Inspired by Eight True Stories
From the outset of this trailer review, I would like to say that I find Anne Hathaway to be mostly a plain Jane actress with minimal talent, who has a great agent and the ability to scam herself into films above her talent level.
Whew. Ok. Let’s jump into this pile.
Modern Love, the latest creation from Amazon Prime, is their attempt to recapture the formula that made the 2003 ensemble film Love Actually a hit (for some reason) and bottle it in the form of a serialized streaming show.
Ripped directly from the headlines, Modern Love is a serialized adaption of the long-running romance column in the New York Times.
You know, the same paper of record that is now pushing myths about the American Founding via its 1619 Project.
You can go look up that horror of modern ideological opinion journalism for yourself. I’ll not sully the confines of this column with that.
When Has Tina Fey Ever Been Funny, Actually…
Starring a goo-gaggle of people that you’ve seen on the covers of People magazine when you venture out to your local grocery store, including Tina Fey, Andy Garcia, Catherine Keener, Dev Patel and that guy from Mad Men (no, not Jon Hamm), the eight-episode Modern Love was written, directed, and produced by John Carney (Sing Street).
The synopsis is here, in case you’re interested:
Modern Love, coming to Amazon Prime Video on October 18, is inspired by the popular New York Times column of the same name.
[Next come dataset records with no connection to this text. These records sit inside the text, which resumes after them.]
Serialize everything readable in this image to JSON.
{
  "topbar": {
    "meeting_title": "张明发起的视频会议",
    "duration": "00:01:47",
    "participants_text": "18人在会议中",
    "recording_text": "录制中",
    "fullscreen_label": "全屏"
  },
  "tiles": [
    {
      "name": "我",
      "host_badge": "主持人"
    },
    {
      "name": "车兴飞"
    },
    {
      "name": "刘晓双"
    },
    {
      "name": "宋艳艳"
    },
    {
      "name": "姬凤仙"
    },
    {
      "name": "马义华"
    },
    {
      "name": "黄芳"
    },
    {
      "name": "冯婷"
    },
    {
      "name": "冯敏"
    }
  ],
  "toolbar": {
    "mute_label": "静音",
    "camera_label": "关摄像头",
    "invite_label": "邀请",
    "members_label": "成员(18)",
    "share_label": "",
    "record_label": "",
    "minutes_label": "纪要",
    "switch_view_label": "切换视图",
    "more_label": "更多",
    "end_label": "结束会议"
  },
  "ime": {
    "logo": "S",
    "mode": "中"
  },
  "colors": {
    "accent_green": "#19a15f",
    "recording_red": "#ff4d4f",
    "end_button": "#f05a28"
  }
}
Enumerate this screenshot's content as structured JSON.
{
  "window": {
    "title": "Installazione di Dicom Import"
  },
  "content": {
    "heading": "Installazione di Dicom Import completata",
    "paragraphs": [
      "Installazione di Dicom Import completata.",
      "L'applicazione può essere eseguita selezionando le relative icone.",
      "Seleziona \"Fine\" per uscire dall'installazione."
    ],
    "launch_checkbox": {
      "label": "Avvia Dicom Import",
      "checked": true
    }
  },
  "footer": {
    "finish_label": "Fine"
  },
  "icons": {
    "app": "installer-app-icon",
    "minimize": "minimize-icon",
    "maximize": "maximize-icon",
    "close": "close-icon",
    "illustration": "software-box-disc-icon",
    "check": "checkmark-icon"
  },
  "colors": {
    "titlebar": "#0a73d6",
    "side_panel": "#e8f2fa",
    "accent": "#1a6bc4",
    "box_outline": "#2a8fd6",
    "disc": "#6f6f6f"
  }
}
This romantic comedy anthology series explores love in all of its complicated and beautiful forms as each standalone episode brings some of the most beloved stories to life with a stellar cast.
More like a cast looking to star in a vehicle that checks all the progressive boxes without any real effort at acting.
Let’s Talk, Actually, About This Use of the Word “Modern”
Remember that Ed O’Neil / Sofia Vergara vehicle that has been on ABC for ten years and had its five minutes of fleeting fame in 2014, called Modern Family?
The show served as a vehicle to warm up the people who don’t pay attention to the impact of politics and ideological leftism on entertainment and popular culture (i.e. “normies”), to the idea that every house on their block has a couple who are just trying to get along in a racist, bigoted, prejudiced America.
And that those struggling couples might happen to be gay, mixed-race, single parent, or whatever, experiencing “modern” family life in all of its “complicated and beautiful forms.”
The show, just like the film, uses the word “modern” to push the conceit that, never before in human history, before the benighted and the enlightened 21st century, had there ever been people who were attracted to each other, fell in love, got married and made a family together that didn’t match “traditional” norms.
Whatever that may have meant in whatever time those people lived in.
The annoying conceit of shows like Modern Love is that they like to pretend that somehow a 2019 when people of the same sex, no sex, all races and no races can get married/hook up/live together or whatever and no one bats an eye is somehow retrograde.
And that we “moderns” are just better morally and ethically than in previous generations.
Thus, the use of the self-serving term “modern” in the title.
That and the term gets the This Is Us crowd downloading this crap like hotcakes.
You’ll probably catch Modern Love’s debut, while walking through your living room with a whiskey in your hand on your way to doing something better, on Amazon Prime on October 18, 2019.